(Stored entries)
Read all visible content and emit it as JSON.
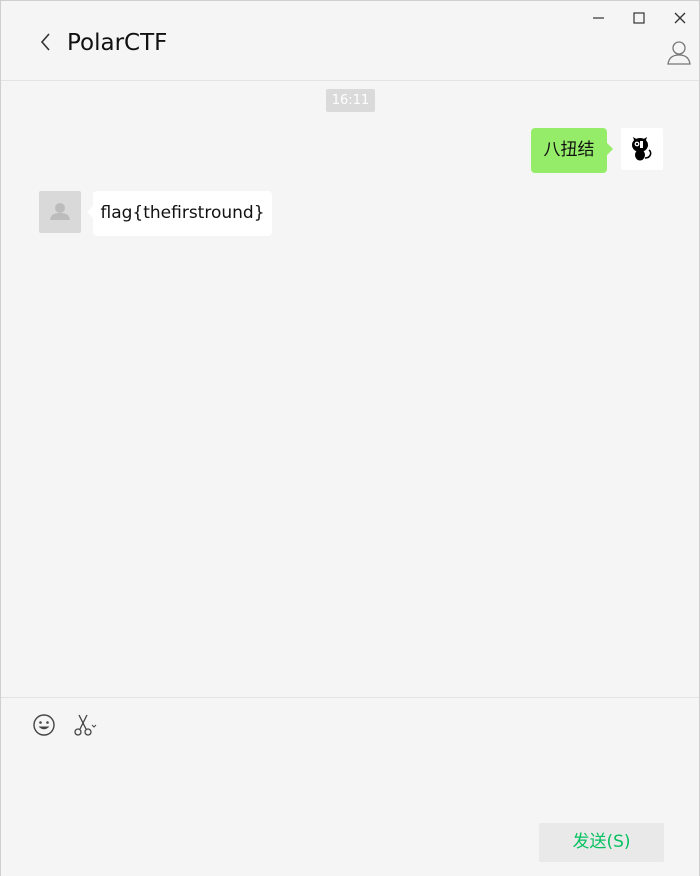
{
  "chat": {
    "title": "PolarCTF"
  },
  "messages": {
    "timestamp": "16:11",
    "outgoing": {
      "text": "八扭结",
      "bubble_color": "#95ec69"
    },
    "incoming": {
      "text": "flag{thefirstround}",
      "bubble_color": "#ffffff"
    }
  },
  "toolbar": {
    "icons": [
      "emoji-icon",
      "scissors-icon"
    ]
  },
  "input": {
    "value": "",
    "send_label": "发送(S)",
    "send_color": "#07c160"
  }
}
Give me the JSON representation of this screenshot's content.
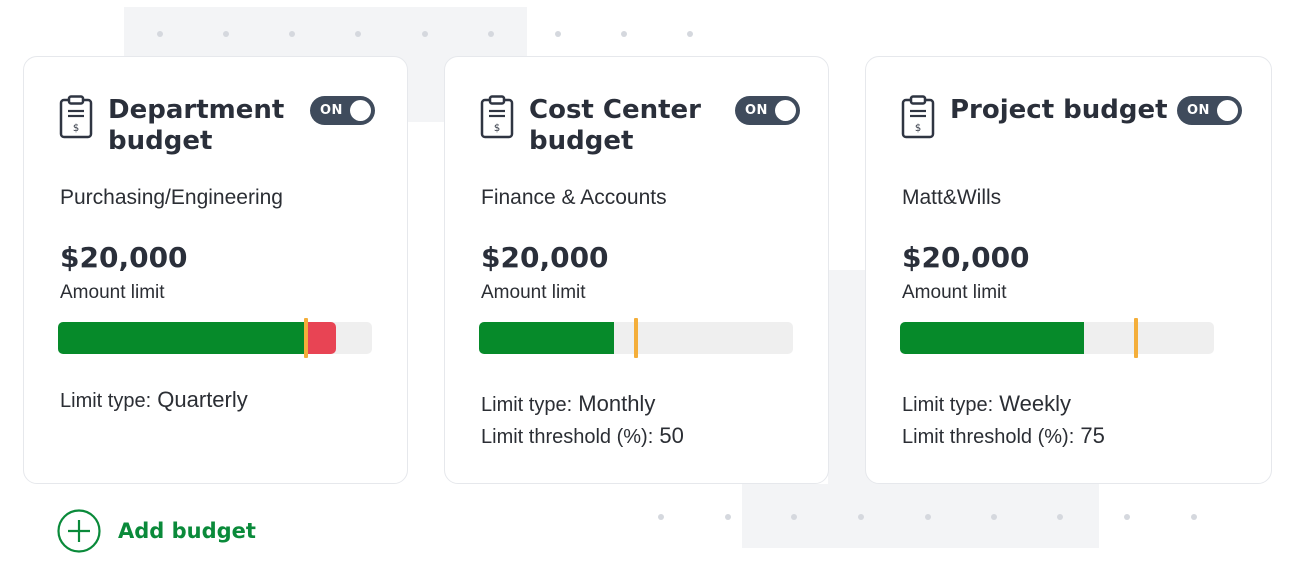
{
  "cards": [
    {
      "title": "Department budget",
      "toggle_label": "ON",
      "subtitle": "Purchasing/Engineering",
      "amount": "$20,000",
      "amount_label": "Amount limit",
      "progress": {
        "used_fraction": 0.79,
        "threshold_fraction": 0.79,
        "over_limit": true,
        "over_end_fraction": 0.885
      },
      "limit_type_label": "Limit type:",
      "limit_type_value": "Quarterly"
    },
    {
      "title": "Cost Center budget",
      "toggle_label": "ON",
      "subtitle": "Finance & Accounts",
      "amount": "$20,000",
      "amount_label": "Amount limit",
      "progress": {
        "used_fraction": 0.43,
        "threshold_fraction": 0.5,
        "over_limit": false
      },
      "limit_type_label": "Limit type:",
      "limit_type_value": "Monthly",
      "threshold_label": "Limit threshold (%):",
      "threshold_value": "50"
    },
    {
      "title": "Project budget",
      "toggle_label": "ON",
      "subtitle": "Matt&Wills",
      "amount": "$20,000",
      "amount_label": "Amount limit",
      "progress": {
        "used_fraction": 0.585,
        "threshold_fraction": 0.75,
        "over_limit": false
      },
      "limit_type_label": "Limit type:",
      "limit_type_value": "Weekly",
      "threshold_label": "Limit threshold (%):",
      "threshold_value": "75"
    }
  ],
  "add_budget": {
    "label": "Add budget"
  },
  "colors": {
    "accent_green": "#0a8a3a",
    "progress_green": "#068a2a",
    "over_limit_red": "#e84454",
    "threshold_marker": "#f4ae3a",
    "toggle_bg": "#3f4b5c"
  },
  "icons": {
    "card_icon": "clipboard-dollar-icon",
    "add_icon": "plus-circle-icon"
  }
}
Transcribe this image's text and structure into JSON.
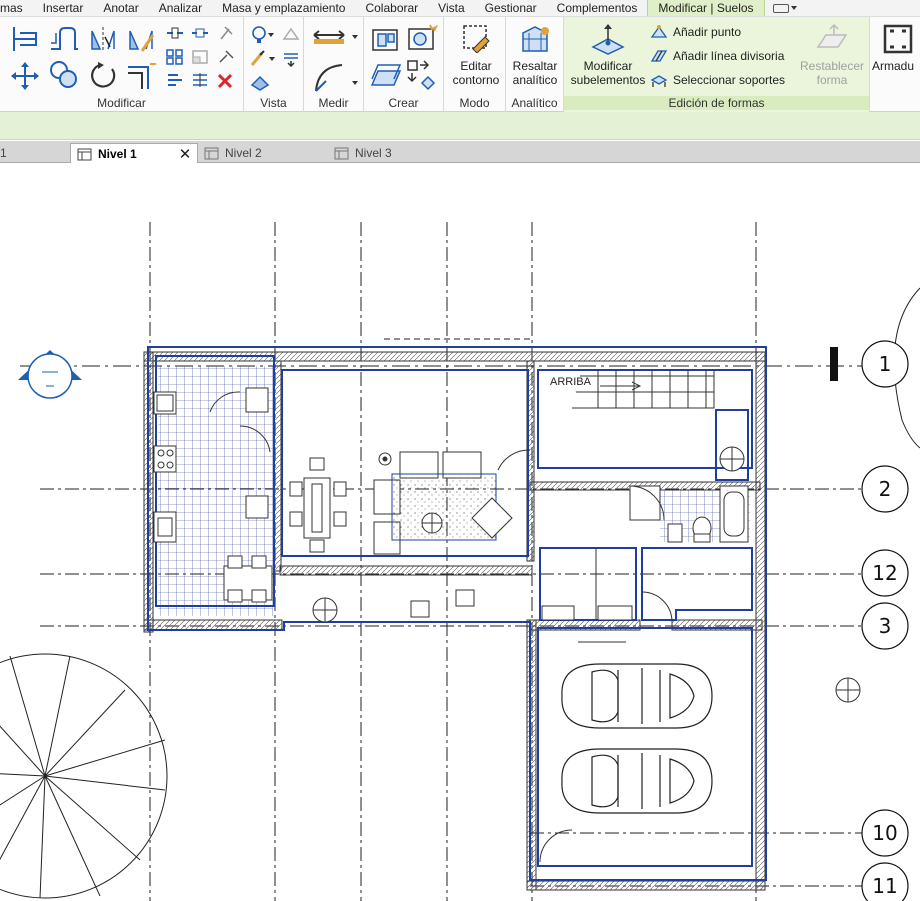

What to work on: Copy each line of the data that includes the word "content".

Solution to the exercise:
Read all visible content and emit it as JSON.
Give me the JSON representation of this screenshot's content.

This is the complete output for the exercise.